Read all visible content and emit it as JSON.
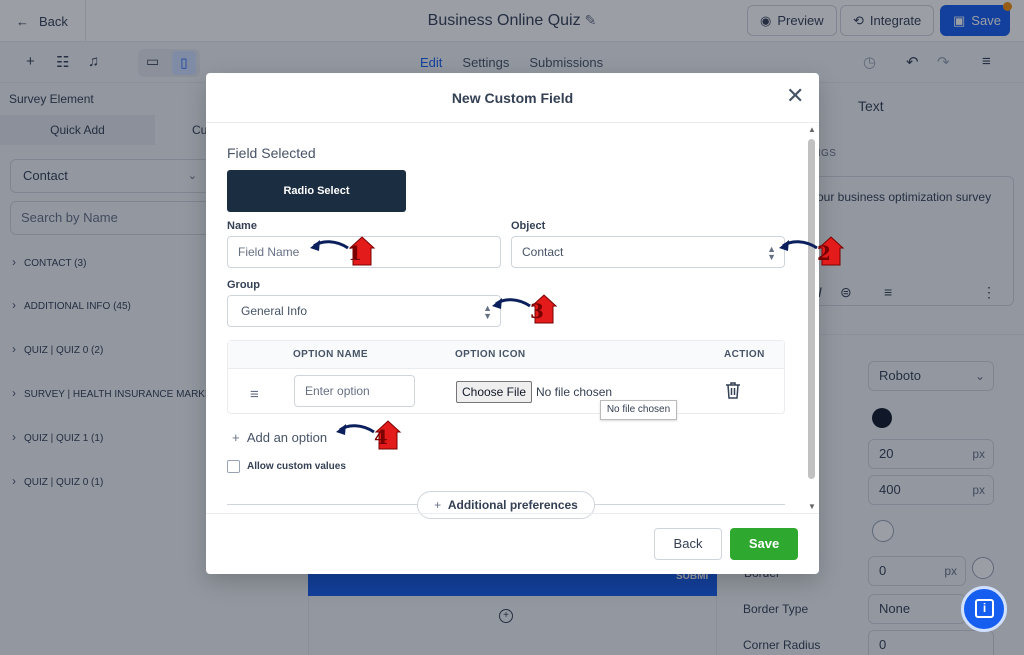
{
  "topbar": {
    "back_label": "Back",
    "title": "Business Online Quiz",
    "preview_label": "Preview",
    "integrate_label": "Integrate",
    "save_label": "Save"
  },
  "subbar": {
    "tabs": [
      {
        "label": "Edit",
        "active": true
      },
      {
        "label": "Settings",
        "active": false
      },
      {
        "label": "Submissions",
        "active": false
      }
    ]
  },
  "left_panel": {
    "title": "Survey Element",
    "tab_quick_add": "Quick Add",
    "tab_custom": "Cu",
    "contact_select": "Contact",
    "search_placeholder": "Search by Name",
    "categories": [
      "CONTACT (3)",
      "ADDITIONAL INFO (45)",
      "QUIZ | QUIZ 0 (2)",
      "SURVEY | HEALTH INSURANCE MARKE",
      "QUIZ | QUIZ 1 (1)",
      "QUIZ | QUIZ 0 (1)"
    ]
  },
  "right_panel": {
    "heading": "Text",
    "settings_label": "INGS",
    "content_text": "our business optimization survey",
    "font_value": "Roboto",
    "size_value": "20",
    "weight_value": "400",
    "border_value": "0",
    "border_type_label": "Border Type",
    "border_type_value": "None",
    "corner_radius_label": "Corner Radius",
    "corner_radius_value": "0",
    "unit_px": "px",
    "border_label_partial": "Border"
  },
  "canvas": {
    "submit_text": "SUBMI"
  },
  "modal": {
    "title": "New Custom Field",
    "field_selected_label": "Field Selected",
    "field_type": "Radio Select",
    "name_label": "Name",
    "name_placeholder": "Field Name",
    "object_label": "Object",
    "object_value": "Contact",
    "group_label": "Group",
    "group_value": "General Info",
    "table": {
      "headers": [
        "OPTION NAME",
        "OPTION ICON",
        "ACTION"
      ],
      "option_placeholder": "Enter option",
      "choose_file": "Choose File",
      "no_file": "No file chosen"
    },
    "tooltip": "No file chosen",
    "add_option": "Add an option",
    "allow_custom": "Allow custom values",
    "additional_prefs": "Additional preferences",
    "back_label": "Back",
    "save_label": "Save"
  },
  "annotations": [
    "1",
    "2",
    "3",
    "4"
  ],
  "colors": {
    "primary": "#155eef",
    "save_green": "#2ea82f",
    "chip_dark": "#1b2d40",
    "annotation_red": "#e31b1b",
    "arrow_navy": "#0b1f5c"
  }
}
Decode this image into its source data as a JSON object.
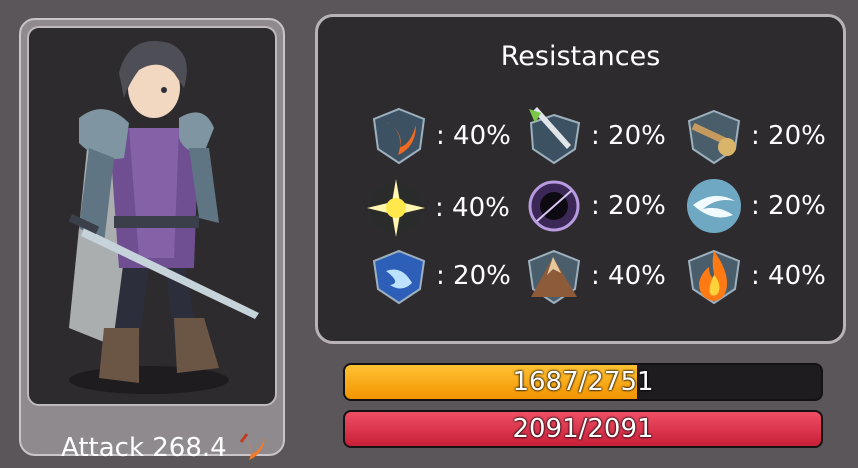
{
  "colors": {
    "background": "#5b5659",
    "panel": "#2e2b2f",
    "energy": "#f5a000",
    "health": "#e0304a"
  },
  "character": {
    "attack_label": "Attack 268.4",
    "attack_icon": "slash-icon"
  },
  "resistances": {
    "title": "Resistances",
    "items": [
      {
        "icon": "slash-shield-icon",
        "value": ": 40%"
      },
      {
        "icon": "pierce-arrow-icon",
        "value": ": 20%"
      },
      {
        "icon": "mace-icon",
        "value": ": 20%"
      },
      {
        "icon": "light-burst-icon",
        "value": ": 40%"
      },
      {
        "icon": "dark-vortex-icon",
        "value": ": 20%"
      },
      {
        "icon": "wind-swirl-icon",
        "value": ": 20%"
      },
      {
        "icon": "water-drop-icon",
        "value": ": 20%"
      },
      {
        "icon": "earth-mountain-icon",
        "value": ": 40%"
      },
      {
        "icon": "fire-flame-icon",
        "value": ": 40%"
      }
    ]
  },
  "bars": {
    "energy": {
      "text": "1687/2751",
      "fraction": 0.613
    },
    "health": {
      "text": "2091/2091",
      "fraction": 1.0
    }
  }
}
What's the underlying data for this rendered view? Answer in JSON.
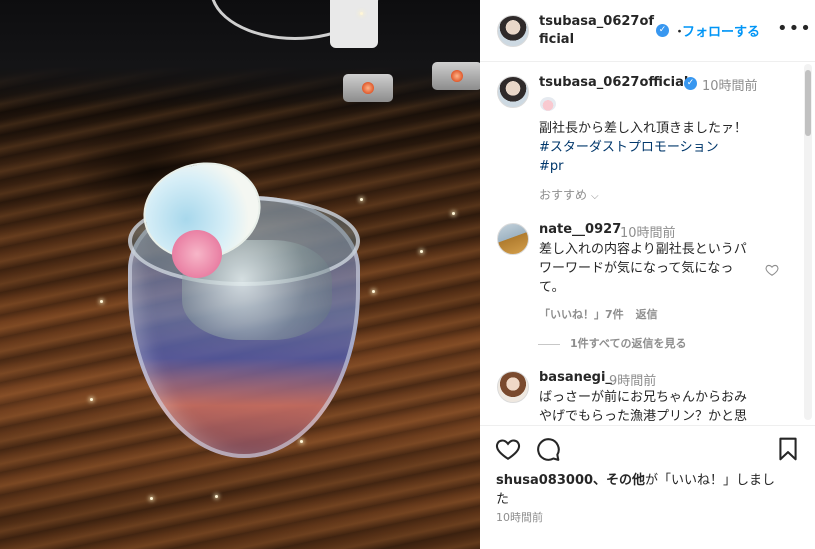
{
  "post": {
    "author": "tsubasa_0627official",
    "author_header_line1": "tsubasa_0627of",
    "author_header_line2": "ficial",
    "follow_label": "フォローする",
    "separator": "・",
    "more_label": "•••"
  },
  "caption": {
    "user": "tsubasa_0627official",
    "time": "10時間前",
    "text_line1": "副社長から差し入れ頂きましたァ！",
    "hashtag1": "#スターダストプロモーション",
    "hashtag2": "#pr"
  },
  "recommend": {
    "label": "おすすめ",
    "chevron": "⌵"
  },
  "comments": [
    {
      "user": "nate__0927",
      "time": "10時間前",
      "lines": [
        "差し入れの内容より副社長というパ",
        "ワーワードが気になって気になっ",
        "て。"
      ],
      "likes": "「いいね！」7件",
      "reply_label": "返信",
      "view_replies": "1件すべての返信を見る"
    },
    {
      "user": "basanegi_",
      "time": "9時間前",
      "lines": [
        "ばっさーが前にお兄ちゃんからおみ",
        "やげでもらった漁港プリン？かと思"
      ]
    }
  ],
  "likes_summary": {
    "users": "shusa083000",
    "rest_bold": "、その他",
    "suffix_line1": "が「いいね！」しまし",
    "suffix_line2": "た"
  },
  "posted_time": "10時間前",
  "icons": {
    "heart": "heart-icon",
    "comment": "comment-icon",
    "bookmark": "bookmark-icon",
    "verified": "verified-icon",
    "more": "more-icon"
  },
  "colors": {
    "link_blue": "#0095f6",
    "verified_blue": "#3897f0",
    "hashtag": "#00376b",
    "muted": "#8e8e8e"
  }
}
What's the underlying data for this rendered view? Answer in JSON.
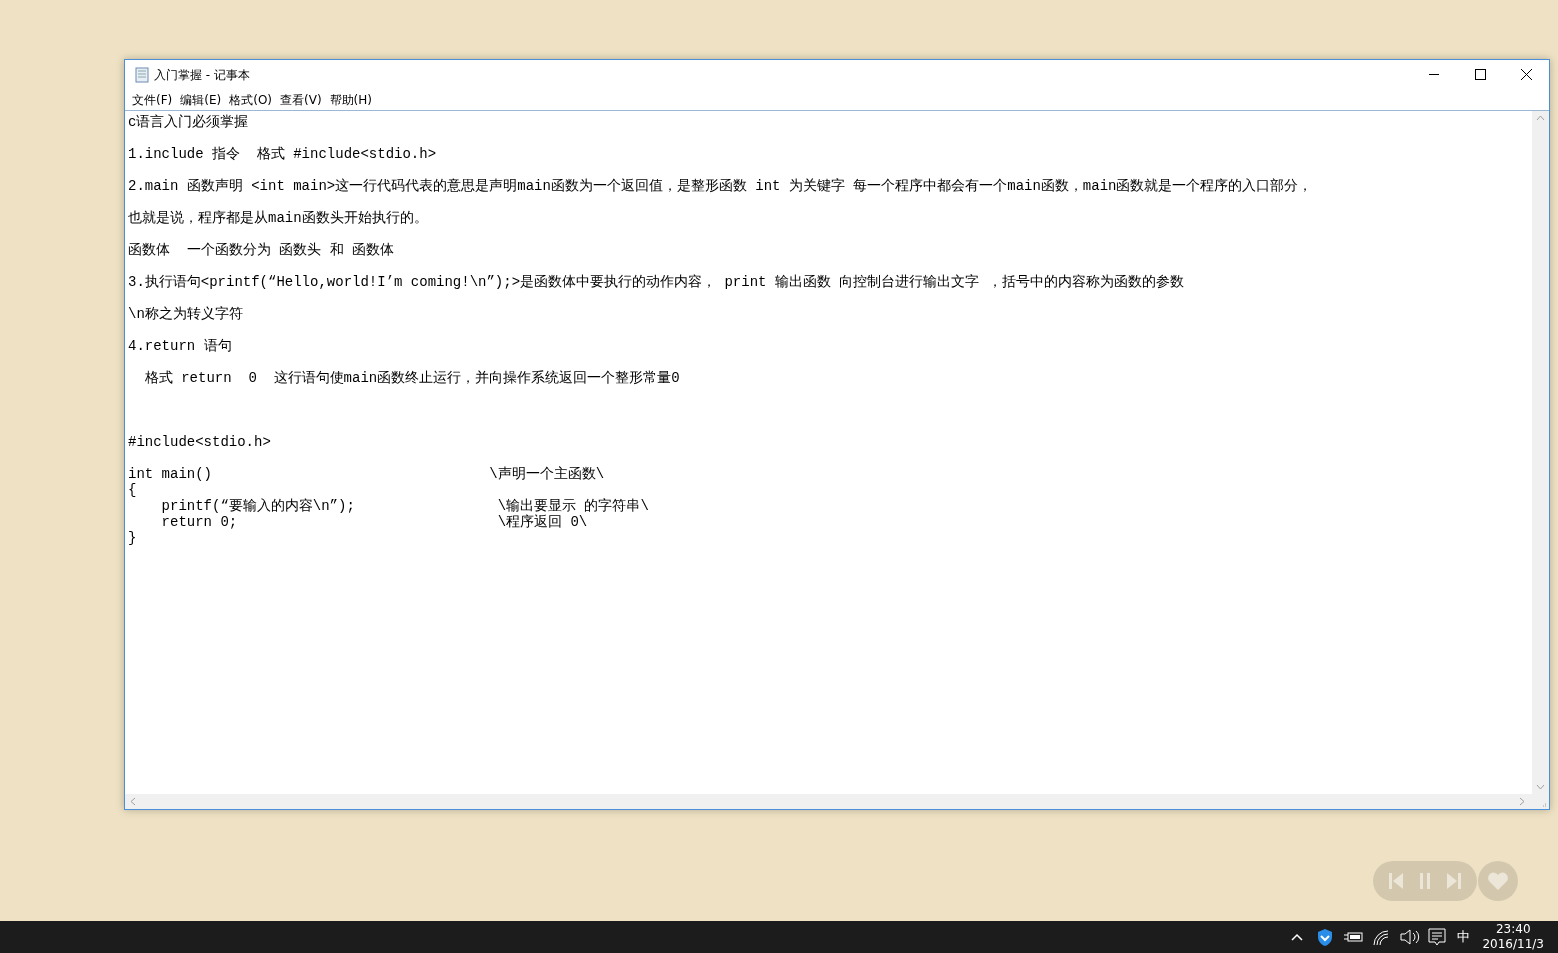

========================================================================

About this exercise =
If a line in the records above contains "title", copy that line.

Exercise solution =
    "title": "Business Online Quiz",
    "title": "Survey Element",
    "title": "New Custom Field",
    "title": "Resistances",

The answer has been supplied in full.